## Your objective
In full and without alteration, write out the data below.

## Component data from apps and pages

== Segment start ==

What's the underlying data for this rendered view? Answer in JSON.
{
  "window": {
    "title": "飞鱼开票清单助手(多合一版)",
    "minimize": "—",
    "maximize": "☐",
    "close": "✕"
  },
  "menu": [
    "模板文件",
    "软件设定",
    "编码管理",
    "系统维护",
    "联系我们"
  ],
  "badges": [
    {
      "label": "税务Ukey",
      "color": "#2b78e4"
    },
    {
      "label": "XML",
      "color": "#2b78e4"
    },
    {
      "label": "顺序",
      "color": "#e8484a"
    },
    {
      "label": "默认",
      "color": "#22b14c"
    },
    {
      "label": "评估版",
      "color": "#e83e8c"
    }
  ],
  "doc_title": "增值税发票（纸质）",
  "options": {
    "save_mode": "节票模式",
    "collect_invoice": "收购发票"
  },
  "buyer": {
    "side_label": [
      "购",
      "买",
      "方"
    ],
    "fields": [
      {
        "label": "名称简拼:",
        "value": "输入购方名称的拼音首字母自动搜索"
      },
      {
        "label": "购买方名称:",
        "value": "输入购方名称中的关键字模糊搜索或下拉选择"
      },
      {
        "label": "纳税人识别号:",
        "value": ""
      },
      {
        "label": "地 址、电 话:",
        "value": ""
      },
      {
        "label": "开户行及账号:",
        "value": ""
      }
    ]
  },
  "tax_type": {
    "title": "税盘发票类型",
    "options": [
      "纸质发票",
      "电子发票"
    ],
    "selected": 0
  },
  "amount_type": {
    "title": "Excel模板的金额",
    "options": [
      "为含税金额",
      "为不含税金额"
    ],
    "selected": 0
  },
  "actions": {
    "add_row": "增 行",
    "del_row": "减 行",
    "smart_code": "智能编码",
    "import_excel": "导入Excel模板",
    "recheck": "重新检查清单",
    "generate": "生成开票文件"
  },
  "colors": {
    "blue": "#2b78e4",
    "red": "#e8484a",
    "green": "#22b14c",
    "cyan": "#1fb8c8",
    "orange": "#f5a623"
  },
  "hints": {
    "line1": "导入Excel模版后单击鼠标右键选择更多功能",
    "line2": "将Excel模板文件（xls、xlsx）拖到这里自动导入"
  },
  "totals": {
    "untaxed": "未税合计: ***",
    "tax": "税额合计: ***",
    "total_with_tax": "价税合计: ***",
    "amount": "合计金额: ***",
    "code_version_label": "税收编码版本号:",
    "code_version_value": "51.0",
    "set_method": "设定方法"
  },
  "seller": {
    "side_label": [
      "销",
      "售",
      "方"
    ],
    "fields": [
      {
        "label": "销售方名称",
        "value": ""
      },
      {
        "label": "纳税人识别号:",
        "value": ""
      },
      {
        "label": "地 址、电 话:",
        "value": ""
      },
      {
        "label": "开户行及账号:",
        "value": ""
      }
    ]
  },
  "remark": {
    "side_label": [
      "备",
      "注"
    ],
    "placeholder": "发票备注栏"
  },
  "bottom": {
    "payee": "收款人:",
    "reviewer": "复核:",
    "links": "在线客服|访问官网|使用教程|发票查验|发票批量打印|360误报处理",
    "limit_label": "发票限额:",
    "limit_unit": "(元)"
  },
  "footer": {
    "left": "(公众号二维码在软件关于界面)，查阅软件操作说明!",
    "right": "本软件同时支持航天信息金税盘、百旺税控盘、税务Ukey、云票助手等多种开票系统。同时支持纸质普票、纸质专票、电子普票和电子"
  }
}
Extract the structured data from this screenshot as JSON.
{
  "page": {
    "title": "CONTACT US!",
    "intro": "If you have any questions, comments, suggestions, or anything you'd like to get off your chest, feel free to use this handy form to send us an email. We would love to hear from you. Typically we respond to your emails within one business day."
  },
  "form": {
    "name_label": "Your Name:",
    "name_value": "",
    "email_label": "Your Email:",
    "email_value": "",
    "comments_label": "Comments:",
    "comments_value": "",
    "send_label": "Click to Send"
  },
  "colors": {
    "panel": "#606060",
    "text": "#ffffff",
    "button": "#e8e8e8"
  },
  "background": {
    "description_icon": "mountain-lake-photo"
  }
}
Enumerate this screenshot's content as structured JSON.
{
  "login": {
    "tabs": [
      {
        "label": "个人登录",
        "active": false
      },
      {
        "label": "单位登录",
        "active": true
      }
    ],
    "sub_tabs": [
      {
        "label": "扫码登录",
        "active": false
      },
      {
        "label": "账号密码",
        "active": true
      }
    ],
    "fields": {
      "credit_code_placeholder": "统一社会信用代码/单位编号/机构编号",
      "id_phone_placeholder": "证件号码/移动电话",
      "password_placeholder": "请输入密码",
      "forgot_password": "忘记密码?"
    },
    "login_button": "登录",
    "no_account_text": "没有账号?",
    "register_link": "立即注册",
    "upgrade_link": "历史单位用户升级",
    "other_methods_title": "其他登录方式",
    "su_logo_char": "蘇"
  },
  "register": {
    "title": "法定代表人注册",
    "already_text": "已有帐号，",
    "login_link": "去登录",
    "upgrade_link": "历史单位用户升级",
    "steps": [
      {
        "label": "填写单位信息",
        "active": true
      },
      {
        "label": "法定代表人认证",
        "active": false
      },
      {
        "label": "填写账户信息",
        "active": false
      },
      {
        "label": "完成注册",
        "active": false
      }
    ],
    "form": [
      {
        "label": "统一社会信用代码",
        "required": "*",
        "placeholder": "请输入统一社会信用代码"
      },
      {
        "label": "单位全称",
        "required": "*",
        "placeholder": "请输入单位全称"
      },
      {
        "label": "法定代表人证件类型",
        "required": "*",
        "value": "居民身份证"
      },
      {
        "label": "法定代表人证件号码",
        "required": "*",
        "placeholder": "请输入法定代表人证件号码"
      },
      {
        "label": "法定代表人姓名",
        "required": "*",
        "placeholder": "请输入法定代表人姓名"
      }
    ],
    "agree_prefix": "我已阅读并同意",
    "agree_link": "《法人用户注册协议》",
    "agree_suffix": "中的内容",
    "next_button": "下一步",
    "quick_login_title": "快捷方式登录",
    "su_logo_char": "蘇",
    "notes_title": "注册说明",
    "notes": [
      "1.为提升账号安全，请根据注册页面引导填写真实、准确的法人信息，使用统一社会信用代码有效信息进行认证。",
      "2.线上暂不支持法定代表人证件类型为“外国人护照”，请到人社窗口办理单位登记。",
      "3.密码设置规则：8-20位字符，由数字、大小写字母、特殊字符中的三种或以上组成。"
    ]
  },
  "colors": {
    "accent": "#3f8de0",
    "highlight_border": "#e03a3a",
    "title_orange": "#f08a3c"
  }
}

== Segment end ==

## Solution to this task
What's the underlying data for this rendered view? Answer in JSON.
{
  "window": {
    "title": "飞鱼开票清单助手(多合一版)",
    "minimize": "—",
    "maximize": "☐",
    "close": "✕"
  },
  "menu": [
    "模板文件",
    "软件设定",
    "编码管理",
    "系统维护",
    "联系我们"
  ],
  "badges": [
    {
      "label": "税务Ukey",
      "color": "#2b78e4"
    },
    {
      "label": "XML",
      "color": "#2b78e4"
    },
    {
      "label": "顺序",
      "color": "#e8484a"
    },
    {
      "label": "默认",
      "color": "#22b14c"
    },
    {
      "label": "评估版",
      "color": "#e83e8c"
    }
  ],
  "doc_title": "增值税发票（纸质）",
  "options": {
    "save_mode": "节票模式",
    "collect_invoice": "收购发票"
  },
  "buyer": {
    "side_label": [
      "购",
      "买",
      "方"
    ],
    "fields": [
      {
        "label": "名称简拼:",
        "value": "输入购方名称的拼音首字母自动搜索"
      },
      {
        "label": "购买方名称:",
        "value": "输入购方名称中的关键字模糊搜索或下拉选择"
      },
      {
        "label": "纳税人识别号:",
        "value": ""
      },
      {
        "label": "地 址、电 话:",
        "value": ""
      },
      {
        "label": "开户行及账号:",
        "value": ""
      }
    ]
  },
  "tax_type": {
    "title": "税盘发票类型",
    "options": [
      "纸质发票",
      "电子发票"
    ],
    "selected": 0
  },
  "amount_type": {
    "title": "Excel模板的金额",
    "options": [
      "为含税金额",
      "为不含税金额"
    ],
    "selected": 0
  },
  "actions": {
    "add_row": "增 行",
    "del_row": "减 行",
    "smart_code": "智能编码",
    "import_excel": "导入Excel模板",
    "recheck": "重新检查清单",
    "generate": "生成开票文件"
  },
  "colors": {
    "blue": "#2b78e4",
    "red": "#e8484a",
    "green": "#22b14c",
    "cyan": "#1fb8c8",
    "orange": "#f5a623"
  },
  "hints": {
    "line1": "导入Excel模版后单击鼠标右键选择更多功能",
    "line2": "将Excel模板文件（xls、xlsx）拖到这里自动导入"
  },
  "totals": {
    "untaxed": "未税合计: ***",
    "tax": "税额合计: ***",
    "total_with_tax": "价税合计: ***",
    "amount": "合计金额: ***",
    "code_version_label": "税收编码版本号:",
    "code_version_value": "51.0",
    "set_method": "设定方法"
  },
  "seller": {
    "side_label": [
      "销",
      "售",
      "方"
    ],
    "fields": [
      {
        "label": "销售方名称",
        "value": ""
      },
      {
        "label": "纳税人识别号:",
        "value": ""
      },
      {
        "label": "地 址、电 话:",
        "value": ""
      },
      {
        "label": "开户行及账号:",
        "value": ""
      }
    ]
  },
  "remark": {
    "side_label": [
      "备",
      "注"
    ],
    "placeholder": "发票备注栏"
  },
  "bottom": {
    "payee": "收款人:",
    "reviewer": "复核:",
    "links": "在线客服|访问官网|使用教程|发票查验|发票批量打印|360误报处理",
    "limit_label": "发票限额:",
    "limit_unit": "(元)"
  },
  "footer": {
    "left": "(公众号二维码在软件关于界面)，查阅软件操作说明!",
    "right": "本软件同时支持航天信息金税盘、百旺税控盘、税务Ukey、云票助手等多种开票系统。同时支持纸质普票、纸质专票、电子普票和电子"
  }
}
Extract the structured data from this screenshot as JSON.
{
  "page": {
    "title": "CONTACT US!",
    "intro": "If you have any questions, comments, suggestions, or anything you'd like to get off your chest, feel free to use this handy form to send us an email. We would love to hear from you. Typically we respond to your emails within one business day."
  },
  "form": {
    "name_label": "Your Name:",
    "name_value": "",
    "email_label": "Your Email:",
    "email_value": "",
    "comments_label": "Comments:",
    "comments_value": "",
    "send_label": "Click to Send"
  },
  "colors": {
    "panel": "#606060",
    "text": "#ffffff",
    "button": "#e8e8e8"
  },
  "background": {
    "description_icon": "mountain-lake-photo"
  }
}
Enumerate this screenshot's content as structured JSON.
{
  "login": {
    "tabs": [
      {
        "label": "个人登录",
        "active": false
      },
      {
        "label": "单位登录",
        "active": true
      }
    ],
    "sub_tabs": [
      {
        "label": "扫码登录",
        "active": false
      },
      {
        "label": "账号密码",
        "active": true
      }
    ],
    "fields": {
      "credit_code_placeholder": "统一社会信用代码/单位编号/机构编号",
      "id_phone_placeholder": "证件号码/移动电话",
      "password_placeholder": "请输入密码",
      "forgot_password": "忘记密码?"
    },
    "login_button": "登录",
    "no_account_text": "没有账号?",
    "register_link": "立即注册",
    "upgrade_link": "历史单位用户升级",
    "other_methods_title": "其他登录方式",
    "su_logo_char": "蘇"
  },
  "register": {
    "title": "法定代表人注册",
    "already_text": "已有帐号，",
    "login_link": "去登录",
    "upgrade_link": "历史单位用户升级",
    "steps": [
      {
        "label": "填写单位信息",
        "active": true
      },
      {
        "label": "法定代表人认证",
        "active": false
      },
      {
        "label": "填写账户信息",
        "active": false
      },
      {
        "label": "完成注册",
        "active": false
      }
    ],
    "form": [
      {
        "label": "统一社会信用代码",
        "required": "*",
        "placeholder": "请输入统一社会信用代码"
      },
      {
        "label": "单位全称",
        "required": "*",
        "placeholder": "请输入单位全称"
      },
      {
        "label": "法定代表人证件类型",
        "required": "*",
        "value": "居民身份证"
      },
      {
        "label": "法定代表人证件号码",
        "required": "*",
        "placeholder": "请输入法定代表人证件号码"
      },
      {
        "label": "法定代表人姓名",
        "required": "*",
        "placeholder": "请输入法定代表人姓名"
      }
    ],
    "agree_prefix": "我已阅读并同意",
    "agree_link": "《法人用户注册协议》",
    "agree_suffix": "中的内容",
    "next_button": "下一步",
    "quick_login_title": "快捷方式登录",
    "su_logo_char": "蘇",
    "notes_title": "注册说明",
    "notes": [
      "1.为提升账号安全，请根据注册页面引导填写真实、准确的法人信息，使用统一社会信用代码有效信息进行认证。",
      "2.线上暂不支持法定代表人证件类型为“外国人护照”，请到人社窗口办理单位登记。",
      "3.密码设置规则：8-20位字符，由数字、大小写字母、特殊字符中的三种或以上组成。"
    ]
  },
  "colors": {
    "accent": "#3f8de0",
    "highlight_border": "#e03a3a",
    "title_orange": "#f08a3c"
  }
}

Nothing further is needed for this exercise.